◆ Instructions to follow
Give the number of lines in the listing below that include the word "range", with nothing more.

◆ Dataset entries
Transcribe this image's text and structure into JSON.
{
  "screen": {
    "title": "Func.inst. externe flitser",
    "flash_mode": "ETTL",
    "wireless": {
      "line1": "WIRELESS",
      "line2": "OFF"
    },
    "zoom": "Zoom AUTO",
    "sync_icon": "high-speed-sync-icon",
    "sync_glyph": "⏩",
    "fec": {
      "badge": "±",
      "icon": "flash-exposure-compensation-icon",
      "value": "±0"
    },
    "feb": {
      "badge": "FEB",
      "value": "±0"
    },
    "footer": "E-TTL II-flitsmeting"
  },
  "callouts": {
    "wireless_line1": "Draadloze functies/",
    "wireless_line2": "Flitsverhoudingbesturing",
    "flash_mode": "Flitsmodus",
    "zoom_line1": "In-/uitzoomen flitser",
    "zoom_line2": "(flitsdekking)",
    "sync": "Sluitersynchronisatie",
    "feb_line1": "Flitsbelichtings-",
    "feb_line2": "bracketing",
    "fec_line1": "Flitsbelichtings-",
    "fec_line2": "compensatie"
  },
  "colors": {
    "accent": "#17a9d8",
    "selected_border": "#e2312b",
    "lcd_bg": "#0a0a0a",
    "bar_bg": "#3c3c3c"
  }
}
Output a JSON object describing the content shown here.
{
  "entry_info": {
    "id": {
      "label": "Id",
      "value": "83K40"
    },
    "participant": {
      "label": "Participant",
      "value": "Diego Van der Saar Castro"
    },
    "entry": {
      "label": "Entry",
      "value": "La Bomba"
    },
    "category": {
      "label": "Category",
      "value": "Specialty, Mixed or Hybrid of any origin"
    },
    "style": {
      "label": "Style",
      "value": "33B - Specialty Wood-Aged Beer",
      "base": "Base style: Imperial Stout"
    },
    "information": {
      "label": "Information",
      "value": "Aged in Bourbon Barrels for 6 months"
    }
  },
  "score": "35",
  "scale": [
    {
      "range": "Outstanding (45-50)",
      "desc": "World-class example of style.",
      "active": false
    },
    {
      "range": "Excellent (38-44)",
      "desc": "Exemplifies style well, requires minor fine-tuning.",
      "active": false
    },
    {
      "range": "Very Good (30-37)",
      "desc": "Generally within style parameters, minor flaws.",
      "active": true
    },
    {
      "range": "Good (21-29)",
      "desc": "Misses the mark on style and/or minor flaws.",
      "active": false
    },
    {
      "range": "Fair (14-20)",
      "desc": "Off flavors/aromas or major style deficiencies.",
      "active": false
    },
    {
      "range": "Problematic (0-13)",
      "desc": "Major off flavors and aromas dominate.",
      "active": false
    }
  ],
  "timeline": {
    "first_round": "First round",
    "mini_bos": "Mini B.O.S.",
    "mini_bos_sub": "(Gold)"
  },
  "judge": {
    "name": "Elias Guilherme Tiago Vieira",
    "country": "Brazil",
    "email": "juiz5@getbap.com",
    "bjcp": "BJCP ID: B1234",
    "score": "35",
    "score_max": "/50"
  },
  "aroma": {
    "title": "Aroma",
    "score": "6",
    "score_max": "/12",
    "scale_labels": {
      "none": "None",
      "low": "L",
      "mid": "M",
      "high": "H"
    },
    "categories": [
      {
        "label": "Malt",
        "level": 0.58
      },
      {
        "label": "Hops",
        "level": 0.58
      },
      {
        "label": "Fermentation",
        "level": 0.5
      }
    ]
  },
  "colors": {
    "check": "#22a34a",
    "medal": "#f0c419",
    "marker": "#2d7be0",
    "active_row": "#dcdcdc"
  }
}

◆ Written solution
6